    What's up with Pedro's calf?
    Hopefully, it's only a veal cutlet & not a full Guernsey…

  • Anonymous

    Your answer could have been a very calm “Check the standings lately?”

  • Anonymous

    I used about eleven variations on that response tonight. But somehow references to your team's continued dominance seem less impressive when they are made as a parade of Phillies marches heedlessly around the basepaths.
    Anyway, I figured, let 'em have their fun. When you suck as bad as the Phils do and most of your pitchers are criminals, it's nights like this that keep you going.

  • Anonymous

    Good point, and when the Good Guys win the next 3, there's the comeuppance (sp?).

  • Anonymous
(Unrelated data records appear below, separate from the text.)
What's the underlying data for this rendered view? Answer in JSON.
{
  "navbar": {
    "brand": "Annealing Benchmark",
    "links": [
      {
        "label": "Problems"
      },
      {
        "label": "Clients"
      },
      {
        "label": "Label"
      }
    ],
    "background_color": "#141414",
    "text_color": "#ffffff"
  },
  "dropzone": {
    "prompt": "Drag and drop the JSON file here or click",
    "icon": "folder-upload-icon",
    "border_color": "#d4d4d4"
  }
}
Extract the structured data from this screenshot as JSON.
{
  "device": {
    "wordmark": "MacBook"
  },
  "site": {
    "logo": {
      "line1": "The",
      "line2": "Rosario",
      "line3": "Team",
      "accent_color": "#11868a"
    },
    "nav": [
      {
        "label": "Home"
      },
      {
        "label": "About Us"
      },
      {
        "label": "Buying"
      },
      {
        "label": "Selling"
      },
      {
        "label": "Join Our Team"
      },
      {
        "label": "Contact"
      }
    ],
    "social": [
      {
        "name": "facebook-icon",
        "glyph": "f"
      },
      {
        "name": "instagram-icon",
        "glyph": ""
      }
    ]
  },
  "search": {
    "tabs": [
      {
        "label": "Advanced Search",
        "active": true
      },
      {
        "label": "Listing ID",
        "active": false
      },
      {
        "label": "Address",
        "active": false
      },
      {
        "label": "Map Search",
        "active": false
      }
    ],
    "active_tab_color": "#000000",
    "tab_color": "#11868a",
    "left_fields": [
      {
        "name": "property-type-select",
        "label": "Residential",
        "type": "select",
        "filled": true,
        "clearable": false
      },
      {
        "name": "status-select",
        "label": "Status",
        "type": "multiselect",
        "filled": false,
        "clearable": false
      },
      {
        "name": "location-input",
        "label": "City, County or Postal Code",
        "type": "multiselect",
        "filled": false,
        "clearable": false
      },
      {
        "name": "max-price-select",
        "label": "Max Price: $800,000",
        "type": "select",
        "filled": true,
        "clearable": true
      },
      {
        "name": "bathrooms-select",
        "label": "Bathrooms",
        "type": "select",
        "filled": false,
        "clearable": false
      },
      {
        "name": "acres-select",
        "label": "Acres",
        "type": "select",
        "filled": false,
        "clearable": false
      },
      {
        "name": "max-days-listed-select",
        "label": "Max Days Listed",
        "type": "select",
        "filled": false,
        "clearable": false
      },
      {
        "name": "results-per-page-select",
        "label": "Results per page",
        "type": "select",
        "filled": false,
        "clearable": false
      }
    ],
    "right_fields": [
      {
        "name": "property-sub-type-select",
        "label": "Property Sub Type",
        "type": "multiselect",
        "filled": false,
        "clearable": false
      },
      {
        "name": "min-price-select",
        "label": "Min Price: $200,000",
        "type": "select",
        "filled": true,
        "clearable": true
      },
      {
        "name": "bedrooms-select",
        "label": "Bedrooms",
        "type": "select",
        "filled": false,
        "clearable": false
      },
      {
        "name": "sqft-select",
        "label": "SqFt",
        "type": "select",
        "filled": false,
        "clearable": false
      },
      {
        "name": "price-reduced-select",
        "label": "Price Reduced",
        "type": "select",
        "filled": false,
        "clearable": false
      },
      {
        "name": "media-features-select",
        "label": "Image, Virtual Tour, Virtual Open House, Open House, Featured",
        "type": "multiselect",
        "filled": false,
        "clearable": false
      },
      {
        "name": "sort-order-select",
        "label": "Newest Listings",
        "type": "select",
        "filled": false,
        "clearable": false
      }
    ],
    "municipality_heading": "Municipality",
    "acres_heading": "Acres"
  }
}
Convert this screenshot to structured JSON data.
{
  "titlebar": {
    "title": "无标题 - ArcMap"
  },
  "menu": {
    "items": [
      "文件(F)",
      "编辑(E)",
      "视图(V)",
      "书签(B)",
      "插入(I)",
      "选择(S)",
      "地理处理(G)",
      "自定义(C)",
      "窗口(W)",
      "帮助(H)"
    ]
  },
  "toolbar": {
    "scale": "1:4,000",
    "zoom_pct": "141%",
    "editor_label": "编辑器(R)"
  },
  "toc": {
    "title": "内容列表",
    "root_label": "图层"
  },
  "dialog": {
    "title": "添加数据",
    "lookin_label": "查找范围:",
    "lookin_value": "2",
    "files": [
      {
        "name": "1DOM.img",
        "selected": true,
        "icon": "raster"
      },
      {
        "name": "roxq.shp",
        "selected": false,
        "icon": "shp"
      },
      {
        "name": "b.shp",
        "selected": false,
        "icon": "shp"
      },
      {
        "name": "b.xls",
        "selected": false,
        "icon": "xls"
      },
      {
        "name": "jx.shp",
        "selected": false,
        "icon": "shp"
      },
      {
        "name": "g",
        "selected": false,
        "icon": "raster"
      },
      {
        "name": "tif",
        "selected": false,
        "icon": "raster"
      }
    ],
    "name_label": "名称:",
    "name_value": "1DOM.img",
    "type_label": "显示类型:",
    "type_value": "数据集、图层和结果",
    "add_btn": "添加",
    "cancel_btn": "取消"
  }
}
    A Tale of Two Cities
    Road trip this weekend with the wife and daughter. Went to the game Saturday night in DC. For starters, Shea is Camden Yards compared to RFK. What a dingy, dismal, horrible place to watch a game. We were in the highest row in the upper deck, along the 1B line where the roofline curves up to accommodate even moe cheap seats. We lasted 1/2 inning, then grabbed food and squatted in the second row of the upper deck in CF. Slightly better sightlines, less vertigo, and we couldn't see Johnson's and Soriano's homers land. There's a Red Hot and Blue barbecue stand which made the substandard facilities worth visiting.
    Aftr two days of DC sightseeing we drove up to Philly for last night's debacle. The stadium is spectacular: larger seats actually facing the action, a surfeit of bathrooms, an insane amount of foodstands. I recommend the “Schmitter”, a cheesesteak with onions, smoked salami, an extra layer of cheese, and lettuce, tomato and sauce. TVs throughout the concourses and audio in the can mean you don't have to miss a play, even if you might want to some nights.
    The stadiums were as polar opposite as were the fans. Despite being virtually outnumbered in their own park, the DC fans were pleasant and good-humored. We talked baseball, talked about cities, they were helpful advising us how to get around. The Philly fans were as coarse, rude and stupid as I remember them from my heyday of regular visits to their crappy, sordid little mini-city in the 80s. You can only imagine their delight in the early lead. As it swelled, they got more obnoxious. “New York Sucks!” chants went on throughout, as did regular recaps of the score. They seemed blissfully ignorant of the standings, despite our helpful reminders. As the game quickly became non-competitive, things near us degenerated into a shouting contest between a bunch of Met fans in the last luxury box on the 3B side, and a bunch of drunk college kids. The Met fans (including Cow-Bell-Man who for whatever reason didn't bother with the cowbell) were the clear winners in the wit department, taunting Philly fans for everything from their hopeless playoff chances to Bobby Abreu to Terrell Owens to their sartorial choices (fellas, buy a belt already – no one wants to see your underpants). In the seventh I took a walk around and was amazed at how self-unaware Philly fans are, yapping at guys whose team they trail by an insurmountable lead. Special mention must be made of the neanderthals who hang over the railing by the bullpen yelling witticisms such as “Wagner sucks!” and “Hey number 25! You suck!” I tried in vain to get an injury update from Otro Pedro, but he was tuning everyone out.
    I suppose Washington fans are still in their honeymoon stage; they're just happy to have a ballclub, have no expectations, and don't teribly mind being overrun by the opposition's supporters (hey, the more the merrier!). Philly fans have soured, because the weight of decades of never winning anything must be crushing. Think about it – they were actually favored by many to win the division and instead their GM is dispensing players to contending teams for peanuts in July. It must be terribly, terribly frustrating. Ha ha!